In 2020, cash reserves increased by €3 bn (+22.9%) and by €7.4 bn (+4.6.2%) in 2021. They were higher by €10.4 bn (+79.6%) in 2021 compared to pre COVID-19.

In 2020, equity declined by €3.5 bn (-6.1%) and increased by €2.3 bn (+4.2%) in 2021. It was lower by €1.2 bn (-2.1%) in 2021 compared to pre COVID-19.

Assessing corporate financial distress

In 2020, in total, 59.6% of firms were estimated to have losses with €4.6 bn in net losses (before depreciation and amortisation –D&A), while the rest firms were profitable with net profits (excl. D&A) of €5.3 bn. Of the 12,236 firms in our sample, 25.7% had a negative cash position (cash shortfall) of €2.3 bn. In our sample, 26.2% of firms recorded a working capital shortfall of €2.9 bn.

In 2021, 22.3% of firms were estimated to have losses, with net losses (excl. D&A) of €1 bn, while the rest firms had net profits (excl. D&A) of €7.5 bn. This trend marked an improvement compared with 2020 in terms of both level and share, signalling the gradual return of the companies to their pre-COVID-19 status. Of the 12,236 firms in our sample, 14.6% had a negative cash position (cash shortfall) of €921 mn. In our sample, 13% of the firms recorded a working capital shortfall of €843 mn.

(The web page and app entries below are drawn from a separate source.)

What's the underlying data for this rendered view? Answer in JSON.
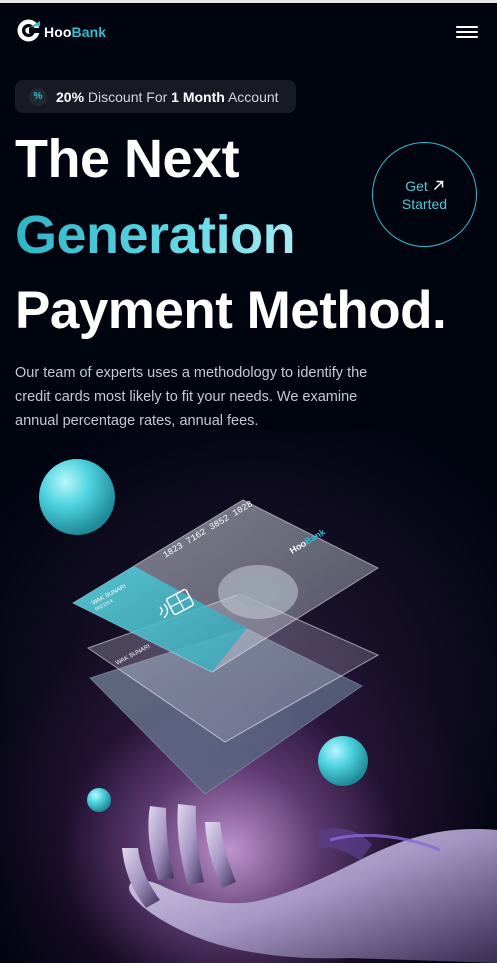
{
  "navbar": {
    "logo_part1": "Hoo",
    "logo_part2": "Bank",
    "menu_icon": "hamburger-menu-icon"
  },
  "badge": {
    "icon_symbol": "%",
    "highlight1": "20%",
    "text1": " Discount For ",
    "highlight2": "1 Month",
    "text2": " Account"
  },
  "hero": {
    "line1": "The Next",
    "line2": "Generation",
    "line3": "Payment Method."
  },
  "cta": {
    "line1": "Get",
    "line2": "Started",
    "icon": "arrow-up-right-icon"
  },
  "description": "Our team of experts uses a methodology to identify the credit cards most likely to fit your needs. We examine annual percentage rates, annual fees.",
  "illustration": {
    "card_number": "1823 7162 3852 1028",
    "card_brand_part1": "Hoo",
    "card_brand_part2": "Bank",
    "card_holder": "WAK SUNARI",
    "card_holder_sub": "9823314"
  },
  "colors": {
    "background": "#00040f",
    "accent": "#33bbcf",
    "badge_bg": "#171a22"
  }
}
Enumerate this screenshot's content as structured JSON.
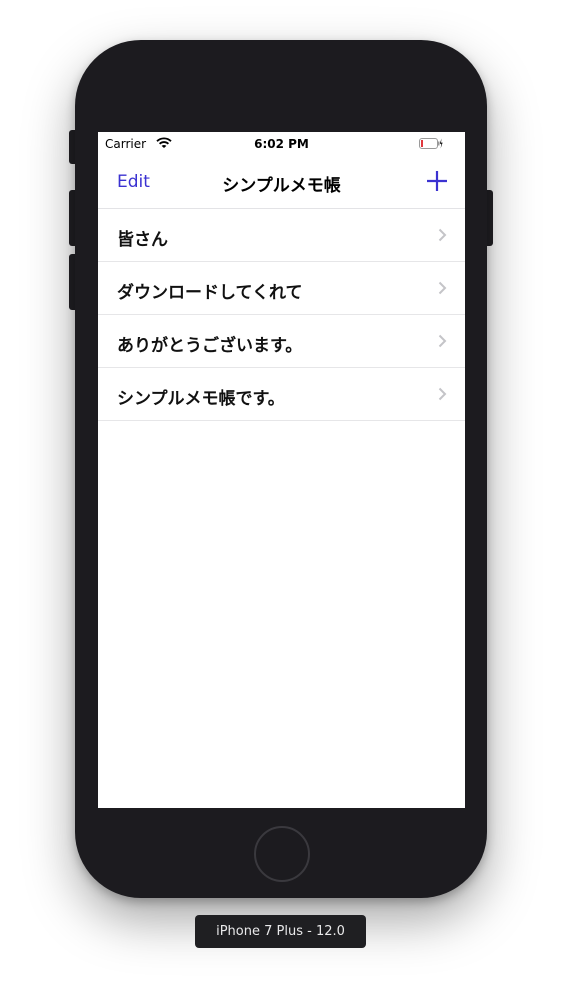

Examining equity stress

Despite the improved income and mitigated liquidity pressure in 2021 compared to 2020, firms were not left unscathed. In 2021, firms with negative equity estimated to be 15.8%, up from 12% pre-COVID-19. The level of negative equity expanded by 96.7% in 2021 compared to the pre-COVID-19 period, resulting in a total negative equity of €5.3 bn. In other words, we estimated an additional €2.6 bn equity gap during the pandemic. In our sample, 4.4% of the firms were ‘scarred’ by the pandemic, given that they had positive equity pre-COVID-19 but negative in 2021. Nevertheless, 83.6% of firms that were solvent pre-COVID-19 remained solvent in 2021.

Stress testing our ERS

In 2020, a massive number of companies saw a deterioration in their ratings. After the macro improvement of 2021, most companies returned to their pre-COVID-19 ratings. However, we recorded a higher concentration at the edges of the distribution in 2021 compared to pre-COVID-19 (i.e. to ‘a’ and ‘d’ ratings).